 3 Code Findings 
└─────────────────┘

    MastgTest_reversed.java 
       rules.mastg-android-insecure-random-use                                              
          [MASVS-CRYPTO-1] The application makes use of an insecure random number generator.

           22 double random1 = new Random().nextDouble();
            ⋮┆----------------------------------------
           23 double random2 = 1 + Math.random();
            ⋮┆----------------------------------------
           27  ... random.nextInt("ABCDEFGHIJKLMNOPQRSTUVWXYZabcdefghijklmnopqrstuvwxyz0123456789".length()))); ... 
            [shortened a long line from output, adjust with --max-chars-per-line]

Evaluation

Review each of the reported instances.

  • Line 12 seems to be used to generate random numbers for security purposes, in this case for generating authentication tokens.
  • Line 17 is part of the function get_random.
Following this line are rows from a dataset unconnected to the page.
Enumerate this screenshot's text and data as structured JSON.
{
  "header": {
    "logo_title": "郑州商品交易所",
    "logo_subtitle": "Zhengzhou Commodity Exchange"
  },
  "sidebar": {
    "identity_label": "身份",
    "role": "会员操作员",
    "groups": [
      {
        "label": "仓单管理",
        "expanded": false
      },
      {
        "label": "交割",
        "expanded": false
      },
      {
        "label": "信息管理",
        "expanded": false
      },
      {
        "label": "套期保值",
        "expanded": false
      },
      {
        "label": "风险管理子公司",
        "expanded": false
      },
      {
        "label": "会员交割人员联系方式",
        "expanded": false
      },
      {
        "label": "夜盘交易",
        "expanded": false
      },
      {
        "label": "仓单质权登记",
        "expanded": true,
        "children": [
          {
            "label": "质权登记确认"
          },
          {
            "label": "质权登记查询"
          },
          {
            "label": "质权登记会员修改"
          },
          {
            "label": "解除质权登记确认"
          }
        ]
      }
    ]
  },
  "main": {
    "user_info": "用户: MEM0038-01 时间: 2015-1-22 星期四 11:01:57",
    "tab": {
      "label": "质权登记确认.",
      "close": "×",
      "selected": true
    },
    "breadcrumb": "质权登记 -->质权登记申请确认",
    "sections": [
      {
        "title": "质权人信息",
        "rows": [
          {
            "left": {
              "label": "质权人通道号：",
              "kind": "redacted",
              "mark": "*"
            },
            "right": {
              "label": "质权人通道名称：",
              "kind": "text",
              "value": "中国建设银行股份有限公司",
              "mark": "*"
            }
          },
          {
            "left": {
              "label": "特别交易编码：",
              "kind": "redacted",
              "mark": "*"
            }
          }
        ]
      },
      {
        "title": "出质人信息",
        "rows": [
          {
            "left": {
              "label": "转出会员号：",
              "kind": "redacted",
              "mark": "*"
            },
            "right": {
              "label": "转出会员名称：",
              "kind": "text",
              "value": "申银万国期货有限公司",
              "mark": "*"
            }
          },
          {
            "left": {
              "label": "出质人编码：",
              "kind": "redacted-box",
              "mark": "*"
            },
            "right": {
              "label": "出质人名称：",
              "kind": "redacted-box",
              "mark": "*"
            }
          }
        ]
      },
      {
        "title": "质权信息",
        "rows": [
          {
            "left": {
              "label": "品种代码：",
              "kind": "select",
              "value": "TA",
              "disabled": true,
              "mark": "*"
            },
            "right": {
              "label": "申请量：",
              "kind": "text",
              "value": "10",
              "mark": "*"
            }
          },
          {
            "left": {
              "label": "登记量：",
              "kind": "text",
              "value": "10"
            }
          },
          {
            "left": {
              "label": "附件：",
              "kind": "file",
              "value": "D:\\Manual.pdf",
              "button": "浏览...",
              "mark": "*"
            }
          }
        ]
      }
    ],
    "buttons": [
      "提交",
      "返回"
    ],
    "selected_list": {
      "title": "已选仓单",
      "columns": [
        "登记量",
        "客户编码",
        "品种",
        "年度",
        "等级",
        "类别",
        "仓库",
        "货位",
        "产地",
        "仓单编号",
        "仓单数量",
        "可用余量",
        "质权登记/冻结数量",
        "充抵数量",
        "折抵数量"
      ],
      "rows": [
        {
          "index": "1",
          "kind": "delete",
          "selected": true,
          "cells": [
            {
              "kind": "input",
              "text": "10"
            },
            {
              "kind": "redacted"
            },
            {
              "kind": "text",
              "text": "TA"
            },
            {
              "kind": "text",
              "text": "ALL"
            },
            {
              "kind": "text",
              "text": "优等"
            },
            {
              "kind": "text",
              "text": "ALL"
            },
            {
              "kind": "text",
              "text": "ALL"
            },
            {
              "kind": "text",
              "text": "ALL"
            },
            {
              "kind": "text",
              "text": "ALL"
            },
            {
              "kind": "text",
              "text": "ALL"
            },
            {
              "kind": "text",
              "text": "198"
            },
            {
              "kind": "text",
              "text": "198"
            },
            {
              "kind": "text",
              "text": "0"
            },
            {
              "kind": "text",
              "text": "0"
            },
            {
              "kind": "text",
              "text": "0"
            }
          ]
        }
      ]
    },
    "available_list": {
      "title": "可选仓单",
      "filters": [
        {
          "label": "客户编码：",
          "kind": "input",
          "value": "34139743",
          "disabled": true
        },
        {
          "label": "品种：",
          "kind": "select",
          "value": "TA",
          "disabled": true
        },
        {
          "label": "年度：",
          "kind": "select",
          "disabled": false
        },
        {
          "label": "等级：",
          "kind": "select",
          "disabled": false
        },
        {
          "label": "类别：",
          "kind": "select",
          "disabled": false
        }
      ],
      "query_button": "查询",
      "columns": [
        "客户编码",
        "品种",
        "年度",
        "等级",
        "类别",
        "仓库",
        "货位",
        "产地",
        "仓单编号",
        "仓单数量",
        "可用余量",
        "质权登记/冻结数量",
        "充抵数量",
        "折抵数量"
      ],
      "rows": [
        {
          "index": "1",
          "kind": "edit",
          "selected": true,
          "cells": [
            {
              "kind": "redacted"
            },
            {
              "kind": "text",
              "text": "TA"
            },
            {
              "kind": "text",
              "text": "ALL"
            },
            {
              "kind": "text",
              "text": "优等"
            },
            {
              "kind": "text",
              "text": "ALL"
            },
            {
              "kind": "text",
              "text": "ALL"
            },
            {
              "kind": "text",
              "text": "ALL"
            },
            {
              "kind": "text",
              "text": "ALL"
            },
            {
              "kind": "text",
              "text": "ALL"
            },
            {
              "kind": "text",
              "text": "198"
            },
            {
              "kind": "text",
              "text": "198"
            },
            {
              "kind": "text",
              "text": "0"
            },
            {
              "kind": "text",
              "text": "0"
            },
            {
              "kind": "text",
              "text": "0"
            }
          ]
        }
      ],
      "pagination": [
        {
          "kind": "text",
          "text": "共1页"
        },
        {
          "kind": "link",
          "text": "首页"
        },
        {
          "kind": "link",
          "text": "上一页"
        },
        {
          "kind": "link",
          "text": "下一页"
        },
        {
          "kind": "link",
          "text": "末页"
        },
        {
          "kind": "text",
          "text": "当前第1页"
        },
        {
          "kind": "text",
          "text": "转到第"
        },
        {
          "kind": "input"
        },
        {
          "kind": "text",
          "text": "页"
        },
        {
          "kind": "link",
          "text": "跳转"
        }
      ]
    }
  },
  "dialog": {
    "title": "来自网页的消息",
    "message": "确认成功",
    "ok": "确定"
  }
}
Review any calls to this function to ensure that the random number is not used in a security-relevant context.
  • Line 27 is part of the password generation function which is a security-critical operation.

Note that line 37 did not trigger the rule because the random number is generated using SecureRandom which is a secure random number generator.